- 21 january 2009
With news that not even Google can make traditional print advertising work, Jeff Jarvis has some thoughts on new models that newspapers could consider. Jarvis argues that a newspaper’s ability to set a price for advertising within its finite number of pages was nulled by Google who could set a tiny price in an infinite universe of web pages and search queries and that it’s now time to consider alternatives:
New advertisers – if Google could attract companies who never advertised before, why can’t newspapers?
New services – “a local media company should act as an agency for every local business, helping them get good search-engine optimization and making sure they appear on Google maps”
Networks – build an editorial and sales organization of organizations
Commerce – start selling merchandize (like the Telegraph does)
Enter new businesses – maybe go into real estate and own the sales data
Contribution – get more content for free
Some of this reminds us back to Russell Davies comments about the fact that we haven’t thought about the possibilities of connecting and socializing media like newspapers or books. Seth Godin has some thoughts on his blog about new business models too. He says that it’s difficult for traditional industries to embrace new models online because the transition isn’t structured in an orderly way”
The new business isn’t the same as the old business, just with computers. People look at PCWorld magazine and they say, “that will never work online.” And they’re right, it won’t, because the business is organized around print and monthly or weekly editions and display ads and a sales force and … “Our business will never work online.” And they’re right.

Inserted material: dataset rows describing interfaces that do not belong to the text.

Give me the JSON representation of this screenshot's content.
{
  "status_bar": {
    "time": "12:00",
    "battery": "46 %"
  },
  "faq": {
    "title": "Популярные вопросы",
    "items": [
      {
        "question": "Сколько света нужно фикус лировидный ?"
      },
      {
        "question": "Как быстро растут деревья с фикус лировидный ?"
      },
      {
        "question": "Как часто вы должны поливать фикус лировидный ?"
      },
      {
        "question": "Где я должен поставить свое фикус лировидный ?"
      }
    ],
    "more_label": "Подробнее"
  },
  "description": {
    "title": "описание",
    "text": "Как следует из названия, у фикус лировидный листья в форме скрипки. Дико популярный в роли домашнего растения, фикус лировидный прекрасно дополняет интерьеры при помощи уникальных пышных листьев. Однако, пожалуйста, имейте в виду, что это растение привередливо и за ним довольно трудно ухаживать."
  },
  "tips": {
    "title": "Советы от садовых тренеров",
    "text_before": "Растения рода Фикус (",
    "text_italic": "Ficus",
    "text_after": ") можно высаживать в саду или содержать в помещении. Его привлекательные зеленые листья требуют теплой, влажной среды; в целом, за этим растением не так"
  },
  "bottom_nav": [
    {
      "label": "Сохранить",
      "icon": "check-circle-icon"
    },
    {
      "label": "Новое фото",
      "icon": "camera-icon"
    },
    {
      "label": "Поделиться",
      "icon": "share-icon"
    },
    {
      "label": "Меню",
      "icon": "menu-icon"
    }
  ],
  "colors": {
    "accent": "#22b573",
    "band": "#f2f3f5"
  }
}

But Mashable works just great online. And so does Lifehacker. “But that’s a special case!”
Exactly. But the New Yorker was a special case too. There are plenty of topics that couldn’t support a magazine the way the magical mix of this magazine could. Real estate online is a special case. Classifieds. Coaching. Commerce. Directories. In fact, everything online is a special case, different rules, different economics, different expectations.